The Hingham Historical Society bought the 19th-century building from Derby Academy in 1966, and it has been serving as its headquarters and the town’s de facto visitors center, said society president Michael Studley. It will continue in those roles after the overhaul.
He said people come from all over to research genealogy and to view the museum’s collection on the history of the town, incorporated in 1635. The collection holds 12,000 to 15,000 artifacts.
The renovation work is expected to take nine months, Studley said. Elevators will be installed in the three-story building, along with air conditioning and improved kitchen facilities. Square footage is expected to increase from 4,882 to 9,481. Repairs will also be done to the foundations, windows, and chimneys.
The land the building is on was donated in 1784 by Sarah Derby, a prominent local resident, for the purpose of building a school. Founded in 1791, the Derby School, later Derby Academy, erected a second building in 1818 at 34 Main St. to house a growing student population. Derby Academy sold the second building — the first was torn down — to the historical group when the academy moved to its current location about a half-mile away, Studley said.
The old schoolhouse opened to the public in 2008, after being used primarily for Hingham Historical Society meetings and occasional events, as well as being rented out for weddings and parties, according to the society’s executive director, Suzanne Buchanan. As many as 8,000 people have stopped at the visitors’ center and gift shop annually, Buchanan said.

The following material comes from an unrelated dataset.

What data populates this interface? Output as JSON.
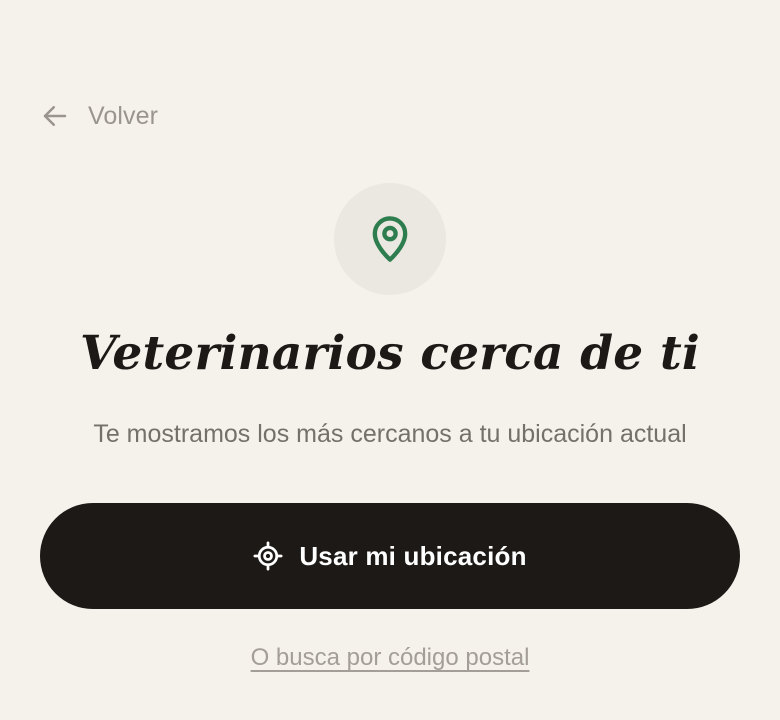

Studley said more than $2.5 million has been raised for the renovation, including more than $1 million provided through the town’s Community Preservation Act program.
Laura Winters, who is helping with marketing, said a Sept. 26 “Barn Ball Denim and Diamonds” fund-raiser is expected to bring in an additional $50,000. “I really see it being the jewel of the square,’’ she said of the renovated building.
Jean Lang can be reached at jeanmcmillanlang@gmail.